It has been waiting for months and it has finally arrived. The Court of Justice of the European Union (CJEU) has ratified this Thursday the criterion that the European Commission had previously established and has considered disproportionate and contrary to European regulations on the free movement of capital the sanctioning regime of the controversial model 720, the device devised in his day by Cristóbal Montoro to force Spanish taxpayers to declare their assets abroad to the Tax Agency.
The CJEU resolution does not overthrow the model itself, but it will force the Ministry of Finance to reconfigure the severe sanctioning regime that was originally established to dissuade taxpayers from any temptation to hide their assets outside of Spain but which has subsequently become a juicy source of income for the public coffers.
So much so that despite the fact that Brussels already warned Spain in 2015 of its illegality, neither the Government of Mariano Rajoy nor later that of Pedro Sánchez have lifted a finger to modify it. In fact, already with María Jesús Montero as Finance Minister, the same argument was made in Brussels to defend the model that Cristóbal Montoro had developed in his day to avoid any modification in the device.

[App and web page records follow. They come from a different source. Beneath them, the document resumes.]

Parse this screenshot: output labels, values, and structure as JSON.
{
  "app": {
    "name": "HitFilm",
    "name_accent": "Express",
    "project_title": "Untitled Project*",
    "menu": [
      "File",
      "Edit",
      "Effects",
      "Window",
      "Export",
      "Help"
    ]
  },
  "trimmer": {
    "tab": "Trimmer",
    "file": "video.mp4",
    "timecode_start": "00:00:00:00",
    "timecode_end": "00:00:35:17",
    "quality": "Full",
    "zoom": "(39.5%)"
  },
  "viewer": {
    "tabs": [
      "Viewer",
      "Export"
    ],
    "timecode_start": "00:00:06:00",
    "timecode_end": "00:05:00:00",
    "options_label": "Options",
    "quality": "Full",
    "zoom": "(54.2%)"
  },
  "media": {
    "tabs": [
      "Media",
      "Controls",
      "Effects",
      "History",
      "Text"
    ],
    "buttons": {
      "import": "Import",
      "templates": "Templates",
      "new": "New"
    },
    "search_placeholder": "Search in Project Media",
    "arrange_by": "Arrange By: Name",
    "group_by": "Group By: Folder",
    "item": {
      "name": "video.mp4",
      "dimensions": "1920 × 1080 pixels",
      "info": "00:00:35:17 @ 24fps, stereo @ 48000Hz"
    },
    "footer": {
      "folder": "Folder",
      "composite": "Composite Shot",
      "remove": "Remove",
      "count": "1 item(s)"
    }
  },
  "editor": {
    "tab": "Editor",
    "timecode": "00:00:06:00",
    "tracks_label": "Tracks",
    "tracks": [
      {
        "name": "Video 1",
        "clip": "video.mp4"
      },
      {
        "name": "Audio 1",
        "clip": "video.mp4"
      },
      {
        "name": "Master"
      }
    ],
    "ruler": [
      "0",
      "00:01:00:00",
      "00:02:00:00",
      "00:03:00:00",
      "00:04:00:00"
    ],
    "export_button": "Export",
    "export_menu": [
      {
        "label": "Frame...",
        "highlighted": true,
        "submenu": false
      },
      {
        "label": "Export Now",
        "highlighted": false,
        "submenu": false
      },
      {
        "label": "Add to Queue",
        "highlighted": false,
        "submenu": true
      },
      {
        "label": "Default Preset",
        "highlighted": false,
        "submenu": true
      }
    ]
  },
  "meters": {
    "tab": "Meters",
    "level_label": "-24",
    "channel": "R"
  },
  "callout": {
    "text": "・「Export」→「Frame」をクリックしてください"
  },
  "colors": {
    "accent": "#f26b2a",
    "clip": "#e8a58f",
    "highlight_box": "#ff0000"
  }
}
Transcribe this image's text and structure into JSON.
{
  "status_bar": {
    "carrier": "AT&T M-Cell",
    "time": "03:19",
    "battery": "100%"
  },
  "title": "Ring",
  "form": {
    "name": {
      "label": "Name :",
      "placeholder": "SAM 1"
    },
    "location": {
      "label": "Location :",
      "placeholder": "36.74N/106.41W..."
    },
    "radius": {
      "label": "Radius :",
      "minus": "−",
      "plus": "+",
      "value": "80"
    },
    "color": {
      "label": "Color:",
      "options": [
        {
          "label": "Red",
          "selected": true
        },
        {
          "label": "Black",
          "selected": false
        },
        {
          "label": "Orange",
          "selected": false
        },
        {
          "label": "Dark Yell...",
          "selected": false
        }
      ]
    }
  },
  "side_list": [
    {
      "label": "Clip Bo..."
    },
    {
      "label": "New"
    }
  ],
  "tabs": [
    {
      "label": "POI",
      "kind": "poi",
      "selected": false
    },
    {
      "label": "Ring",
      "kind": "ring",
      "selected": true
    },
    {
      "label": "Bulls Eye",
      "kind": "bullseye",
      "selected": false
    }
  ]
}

The delaying strategies of the Government of Spain have reached a dead end. The resolution issued this Thursday by the Court of Luxembourg declares that Spain "has failed to comply with the obligations incumbent on it by virtue of the principle of free movement of capital" and concludes that the sanctions derived from non-compliance or imperfect or late compliance with the presentation of model 720 "establish a difference in treatment between residents in Spain based on the location of their assets, which may dissuade residents of that Member State from investing in other Member States, prevent them from doing so or limit their possibilities of doing so , and constitutes, therefore, a restriction on the free movement of capital".